By STEVE PERSALL
Times Film Critic
Not many first-time directors get the opening night slot at any film festival. Oren Moverman is an exception, with his debut, The Messenger, selected to kick off the 11th annual Sarasota Film Festival.
The Messenger stars Woody Harrelson and Ben Foster as Iraq War veterans assigned to stateside duty as bearers of tragic news. They notify civilian survivors of soldiers killed in combat, usually within 24 hours of their deaths. The movie was previously showcased at the Sundance and Berlin festivals, with mixed response.
Moverman, 42, is a former journalist and Israeli Army officer who previously co-authored screenplays for the Bob Dylan biography I'm Not There and the art house favorites Jesus' Son and Married Life. He'll attend Friday's screening with Harrelson and Foster — plus nearly 400 members of the armed forces invited by the festival.

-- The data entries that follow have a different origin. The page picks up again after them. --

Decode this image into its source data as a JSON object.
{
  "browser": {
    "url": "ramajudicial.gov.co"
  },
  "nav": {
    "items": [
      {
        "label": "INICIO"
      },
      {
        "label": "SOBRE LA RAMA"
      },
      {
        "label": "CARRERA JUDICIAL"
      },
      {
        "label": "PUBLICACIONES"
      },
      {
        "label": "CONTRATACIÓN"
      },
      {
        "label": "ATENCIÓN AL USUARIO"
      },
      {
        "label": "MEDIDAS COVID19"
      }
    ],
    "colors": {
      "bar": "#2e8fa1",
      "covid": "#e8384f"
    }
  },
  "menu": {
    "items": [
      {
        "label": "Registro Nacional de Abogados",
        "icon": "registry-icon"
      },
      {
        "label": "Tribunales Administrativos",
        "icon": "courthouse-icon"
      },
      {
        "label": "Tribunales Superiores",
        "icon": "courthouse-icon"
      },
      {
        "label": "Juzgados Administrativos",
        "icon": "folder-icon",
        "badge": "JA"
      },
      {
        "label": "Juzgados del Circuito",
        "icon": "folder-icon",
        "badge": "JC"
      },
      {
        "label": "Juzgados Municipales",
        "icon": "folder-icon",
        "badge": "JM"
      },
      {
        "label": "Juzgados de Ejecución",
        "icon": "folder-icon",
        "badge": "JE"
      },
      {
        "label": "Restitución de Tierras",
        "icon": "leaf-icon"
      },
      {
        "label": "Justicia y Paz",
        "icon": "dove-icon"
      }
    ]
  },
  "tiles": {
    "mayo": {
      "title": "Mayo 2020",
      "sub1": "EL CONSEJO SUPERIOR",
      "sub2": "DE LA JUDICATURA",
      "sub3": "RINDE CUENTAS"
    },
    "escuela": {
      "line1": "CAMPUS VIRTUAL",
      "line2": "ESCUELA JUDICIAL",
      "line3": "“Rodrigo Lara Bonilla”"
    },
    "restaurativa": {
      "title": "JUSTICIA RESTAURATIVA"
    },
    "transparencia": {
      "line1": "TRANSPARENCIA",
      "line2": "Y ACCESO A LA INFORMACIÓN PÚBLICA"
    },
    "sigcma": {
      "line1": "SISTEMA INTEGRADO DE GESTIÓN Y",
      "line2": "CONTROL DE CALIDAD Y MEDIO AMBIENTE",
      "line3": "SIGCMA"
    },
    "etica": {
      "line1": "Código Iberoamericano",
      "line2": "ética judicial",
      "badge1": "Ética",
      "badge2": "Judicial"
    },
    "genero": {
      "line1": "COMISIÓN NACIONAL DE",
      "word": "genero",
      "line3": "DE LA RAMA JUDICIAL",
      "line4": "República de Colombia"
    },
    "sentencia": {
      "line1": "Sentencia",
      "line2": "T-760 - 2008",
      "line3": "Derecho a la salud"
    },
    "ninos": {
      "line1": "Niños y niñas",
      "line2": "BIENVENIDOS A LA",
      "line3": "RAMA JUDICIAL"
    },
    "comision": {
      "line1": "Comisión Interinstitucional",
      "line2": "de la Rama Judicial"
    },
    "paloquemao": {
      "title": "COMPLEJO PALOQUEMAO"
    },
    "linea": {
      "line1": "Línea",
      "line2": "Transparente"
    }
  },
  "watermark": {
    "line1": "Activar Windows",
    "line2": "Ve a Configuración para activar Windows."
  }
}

In an e-mail interview, Moverman discussed how The Messenger fits in with the recent cycle of Iraq war-related films, its chance of connecting with audiences, and facing an audience Friday with a vested interest in the film's theme.
How do you compare The Messenger with films like Stop-Loss, The Lucky Ones and In the Valley of Elah?
Honestly, I don't think there's a need to do that. I think each one of these films stands on its own, despite the desire to bunch them together. This is a film about the people who live with the consequences of war, the people notifying and being notified — soldiers, families, us. It could be any war. It will work for the next one.
It's a film about grief and getting back to life after encountering that grief, and so it's really about something we all face, not just soldiers; dealing with the shock of losing a loved one and then finding the grace, the love, the friendships that help you stay alive yourself.
Any worries after those other Iraq War movies were largely ignored by audiences?
These are the sort of things we can't worry about. I think audiences will come if we can convince them that the film is an emotional experience worth going through.
It's not a tragedy, there's a lot of humor in it. It's a portrait of a time and a place but it is truly touching a universal theme we are always dealing with. We just have to represent it honestly to audiences and see what happens.
How do you think those soldiers at Friday's screening will react to a theme they never want to face in reality?
We hope that the film can become part of a dialogue about how we deal with soldiers on the home front, about the subculture of the military and how conveniently it is mostly ignored by the mainstream. Clearly, inviting soldiers into this dialogue is a really important move, and the festival in Sarasota should take the credit for being the first to do so. It's a hell of a thing to do.
Steve Persall can be reached at firstname.lastname@example.org or (727) 893-8365. Read his blog, Reeling in the years, at blogs. tampabay.com/movies.